## Brief
Output the entries exactly as they appear. Pictures should not be included.

--- --- ---

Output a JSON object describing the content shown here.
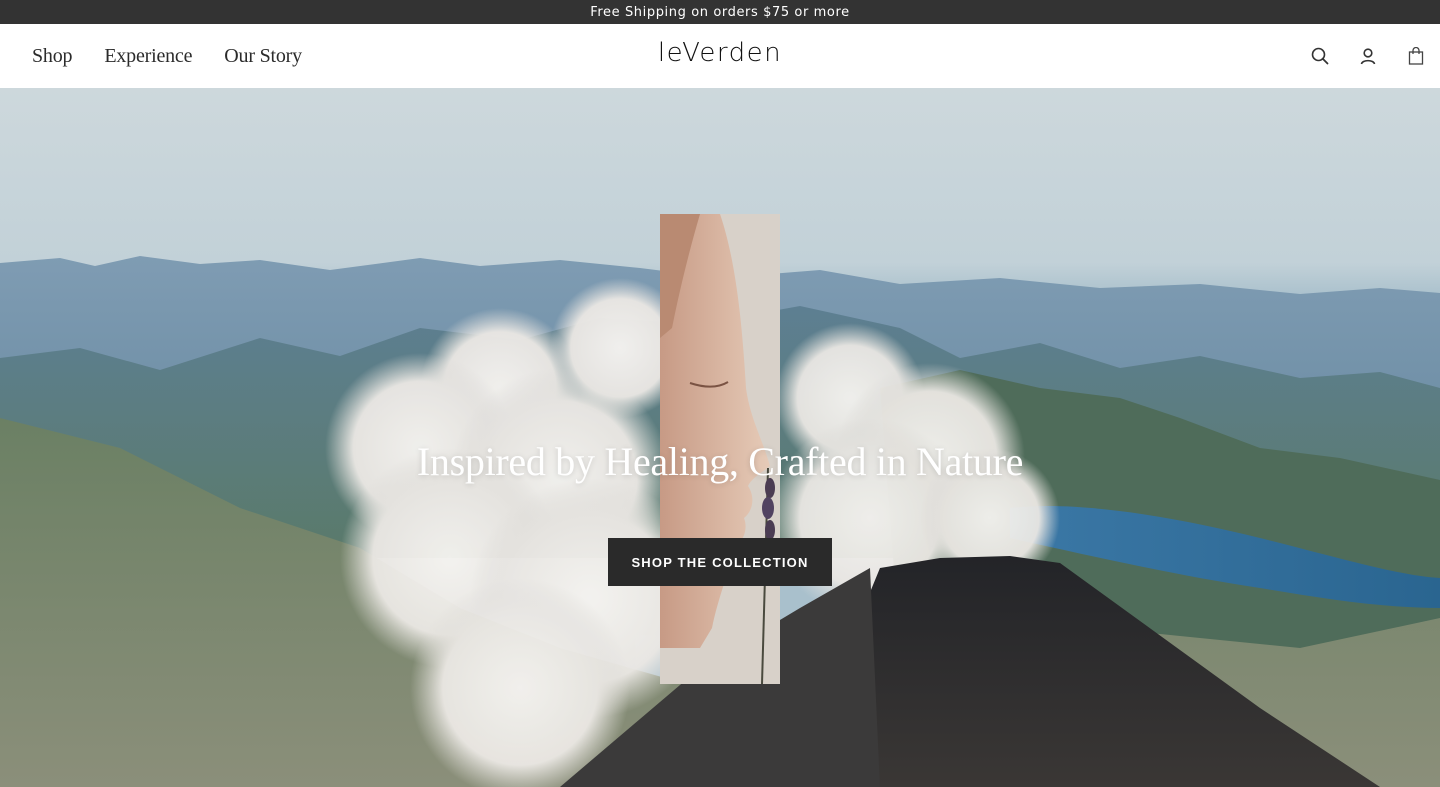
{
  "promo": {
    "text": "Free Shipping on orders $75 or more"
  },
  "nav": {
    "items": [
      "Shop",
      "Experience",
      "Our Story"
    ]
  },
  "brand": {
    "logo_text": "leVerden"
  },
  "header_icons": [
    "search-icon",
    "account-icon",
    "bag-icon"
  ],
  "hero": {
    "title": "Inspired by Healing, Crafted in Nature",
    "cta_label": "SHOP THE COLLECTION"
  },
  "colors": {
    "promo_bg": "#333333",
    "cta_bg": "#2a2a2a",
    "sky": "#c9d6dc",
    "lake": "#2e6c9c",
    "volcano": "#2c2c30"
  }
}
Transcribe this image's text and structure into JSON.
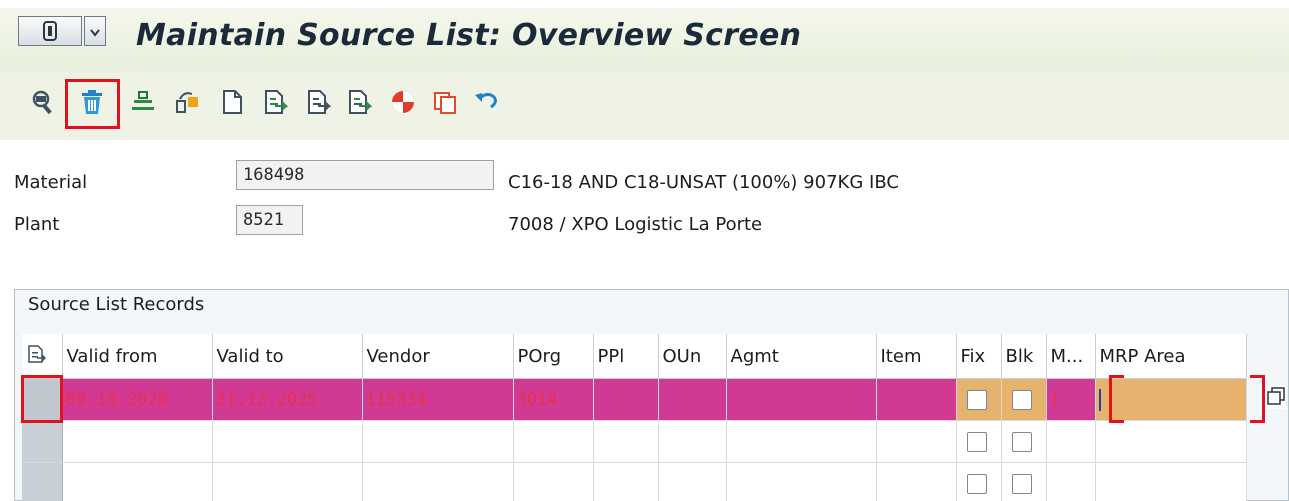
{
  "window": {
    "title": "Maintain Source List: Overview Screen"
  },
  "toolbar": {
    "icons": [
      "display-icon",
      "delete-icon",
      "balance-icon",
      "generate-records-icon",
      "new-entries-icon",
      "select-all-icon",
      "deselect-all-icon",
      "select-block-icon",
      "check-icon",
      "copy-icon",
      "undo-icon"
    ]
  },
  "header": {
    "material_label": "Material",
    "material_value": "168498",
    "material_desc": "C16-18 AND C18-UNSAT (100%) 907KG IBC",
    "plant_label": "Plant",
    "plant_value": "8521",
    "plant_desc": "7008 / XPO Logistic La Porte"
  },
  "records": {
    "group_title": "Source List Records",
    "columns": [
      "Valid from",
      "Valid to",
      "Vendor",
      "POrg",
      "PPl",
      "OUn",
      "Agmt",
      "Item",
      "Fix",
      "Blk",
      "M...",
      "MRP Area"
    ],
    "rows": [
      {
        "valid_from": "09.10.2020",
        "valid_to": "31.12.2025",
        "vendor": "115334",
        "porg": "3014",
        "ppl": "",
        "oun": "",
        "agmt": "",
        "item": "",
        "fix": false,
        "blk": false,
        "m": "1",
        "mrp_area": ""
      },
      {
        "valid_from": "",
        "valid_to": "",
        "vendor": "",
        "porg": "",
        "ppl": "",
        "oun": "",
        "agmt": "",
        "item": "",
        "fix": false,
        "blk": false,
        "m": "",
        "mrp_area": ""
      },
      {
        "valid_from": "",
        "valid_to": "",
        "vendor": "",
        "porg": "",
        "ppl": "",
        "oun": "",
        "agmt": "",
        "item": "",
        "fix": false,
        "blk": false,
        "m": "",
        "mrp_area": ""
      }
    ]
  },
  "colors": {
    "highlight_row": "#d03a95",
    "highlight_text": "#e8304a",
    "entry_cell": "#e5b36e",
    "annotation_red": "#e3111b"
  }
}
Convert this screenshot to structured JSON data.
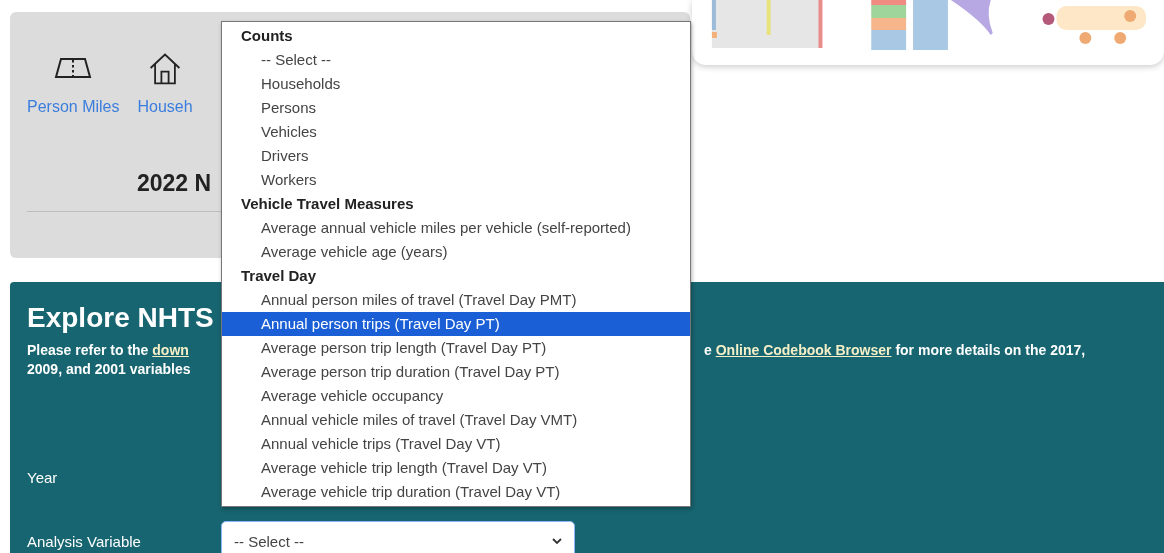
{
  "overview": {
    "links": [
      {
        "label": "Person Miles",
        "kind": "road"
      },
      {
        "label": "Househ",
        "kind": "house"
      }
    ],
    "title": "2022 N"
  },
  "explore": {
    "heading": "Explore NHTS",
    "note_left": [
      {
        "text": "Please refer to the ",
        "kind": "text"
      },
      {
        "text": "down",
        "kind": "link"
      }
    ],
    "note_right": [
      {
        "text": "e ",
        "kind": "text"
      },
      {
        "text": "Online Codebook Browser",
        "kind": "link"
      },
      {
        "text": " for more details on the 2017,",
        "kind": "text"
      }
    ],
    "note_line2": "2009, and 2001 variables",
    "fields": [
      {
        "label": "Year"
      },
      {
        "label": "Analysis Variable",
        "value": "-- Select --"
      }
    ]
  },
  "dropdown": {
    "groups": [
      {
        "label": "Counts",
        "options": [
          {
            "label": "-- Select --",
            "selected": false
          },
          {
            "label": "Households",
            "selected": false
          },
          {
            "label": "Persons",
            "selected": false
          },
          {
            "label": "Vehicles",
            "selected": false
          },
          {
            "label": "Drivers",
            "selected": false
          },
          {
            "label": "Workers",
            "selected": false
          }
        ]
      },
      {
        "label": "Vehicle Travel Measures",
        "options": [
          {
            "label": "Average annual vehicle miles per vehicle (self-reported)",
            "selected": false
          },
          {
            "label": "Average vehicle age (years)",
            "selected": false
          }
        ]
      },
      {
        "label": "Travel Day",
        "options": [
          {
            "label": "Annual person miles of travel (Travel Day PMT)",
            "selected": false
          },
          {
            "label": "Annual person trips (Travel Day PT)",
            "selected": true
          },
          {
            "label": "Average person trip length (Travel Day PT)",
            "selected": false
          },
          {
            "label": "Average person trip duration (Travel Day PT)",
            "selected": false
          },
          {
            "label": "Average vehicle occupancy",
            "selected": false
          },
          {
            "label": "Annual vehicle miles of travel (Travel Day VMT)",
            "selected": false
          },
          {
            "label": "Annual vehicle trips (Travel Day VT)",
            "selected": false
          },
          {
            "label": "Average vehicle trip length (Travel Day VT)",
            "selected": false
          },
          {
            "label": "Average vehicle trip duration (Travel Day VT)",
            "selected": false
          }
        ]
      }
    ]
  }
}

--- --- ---

## Exercise result
Output a JSON object describing the content shown here.
{
  "promo": {
    "text": "Free Shipping on orders $75 or more"
  },
  "nav": {
    "items": [
      "Shop",
      "Experience",
      "Our Story"
    ]
  },
  "brand": {
    "logo_text": "leVerden"
  },
  "header_icons": [
    "search-icon",
    "account-icon",
    "bag-icon"
  ],
  "hero": {
    "title": "Inspired by Healing, Crafted in Nature",
    "cta_label": "SHOP THE COLLECTION"
  },
  "colors": {
    "promo_bg": "#333333",
    "cta_bg": "#2a2a2a",
    "sky": "#c9d6dc",
    "lake": "#2e6c9c",
    "volcano": "#2c2c30"
  }
}
Transcribe this image's text and structure into JSON.
{
  "window": {
    "title": "Maintain Source List: Overview Screen"
  },
  "toolbar": {
    "icons": [
      "display-icon",
      "delete-icon",
      "balance-icon",
      "generate-records-icon",
      "new-entries-icon",
      "select-all-icon",
      "deselect-all-icon",
      "select-block-icon",
      "check-icon",
      "copy-icon",
      "undo-icon"
    ]
  },
  "header": {
    "material_label": "Material",
    "material_value": "168498",
    "material_desc": "C16-18 AND C18-UNSAT (100%) 907KG IBC",
    "plant_label": "Plant",
    "plant_value": "8521",
    "plant_desc": "7008 / XPO Logistic La Porte"
  },
  "records": {
    "group_title": "Source List Records",
    "columns": [
      "Valid from",
      "Valid to",
      "Vendor",
      "POrg",
      "PPl",
      "OUn",
      "Agmt",
      "Item",
      "Fix",
      "Blk",
      "M...",
      "MRP Area"
    ],
    "rows": [
      {
        "valid_from": "09.10.2020",
        "valid_to": "31.12.2025",
        "vendor": "115334",
        "porg": "3014",
        "ppl": "",
        "oun": "",
        "agmt": "",
        "item": "",
        "fix": false,
        "blk": false,
        "m": "1",
        "mrp_area": ""
      },
      {
        "valid_from": "",
        "valid_to": "",
        "vendor": "",
        "porg": "",
        "ppl": "",
        "oun": "",
        "agmt": "",
        "item": "",
        "fix": false,
        "blk": false,
        "m": "",
        "mrp_area": ""
      },
      {
        "valid_from": "",
        "valid_to": "",
        "vendor": "",
        "porg": "",
        "ppl": "",
        "oun": "",
        "agmt": "",
        "item": "",
        "fix": false,
        "blk": false,
        "m": "",
        "mrp_area": ""
      }
    ]
  },
  "colors": {
    "highlight_row": "#d03a95",
    "highlight_text": "#e8304a",
    "entry_cell": "#e5b36e",
    "annotation_red": "#e3111b"
  }
}
Convert this screenshot to structured JSON data.
{
  "overview": {
    "links": [
      {
        "label": "Person Miles",
        "kind": "road"
      },
      {
        "label": "Househ",
        "kind": "house"
      }
    ],
    "title": "2022 N"
  },
  "explore": {
    "heading": "Explore NHTS",
    "note_left": [
      {
        "text": "Please refer to the ",
        "kind": "text"
      },
      {
        "text": "down",
        "kind": "link"
      }
    ],
    "note_right": [
      {
        "text": "e ",
        "kind": "text"
      },
      {
        "text": "Online Codebook Browser",
        "kind": "link"
      },
      {
        "text": " for more details on the 2017,",
        "kind": "text"
      }
    ],
    "note_line2": "2009, and 2001 variables",
    "fields": [
      {
        "label": "Year"
      },
      {
        "label": "Analysis Variable",
        "value": "-- Select --"
      }
    ]
  },
  "dropdown": {
    "groups": [
      {
        "label": "Counts",
        "options": [
          {
            "label": "-- Select --",
            "selected": false
          },
          {
            "label": "Households",
            "selected": false
          },
          {
            "label": "Persons",
            "selected": false
          },
          {
            "label": "Vehicles",
            "selected": false
          },
          {
            "label": "Drivers",
            "selected": false
          },
          {
            "label": "Workers",
            "selected": false
          }
        ]
      },
      {
        "label": "Vehicle Travel Measures",
        "options": [
          {
            "label": "Average annual vehicle miles per vehicle (self-reported)",
            "selected": false
          },
          {
            "label": "Average vehicle age (years)",
            "selected": false
          }
        ]
      },
      {
        "label": "Travel Day",
        "options": [
          {
            "label": "Annual person miles of travel (Travel Day PMT)",
            "selected": false
          },
          {
            "label": "Annual person trips (Travel Day PT)",
            "selected": true
          },
          {
            "label": "Average person trip length (Travel Day PT)",
            "selected": false
          },
          {
            "label": "Average person trip duration (Travel Day PT)",
            "selected": false
          },
          {
            "label": "Average vehicle occupancy",
            "selected": false
          },
          {
            "label": "Annual vehicle miles of travel (Travel Day VMT)",
            "selected": false
          },
          {
            "label": "Annual vehicle trips (Travel Day VT)",
            "selected": false
          },
          {
            "label": "Average vehicle trip length (Travel Day VT)",
            "selected": false
          },
          {
            "label": "Average vehicle trip duration (Travel Day VT)",
            "selected": false
          }
        ]
      }
    ]
  }
}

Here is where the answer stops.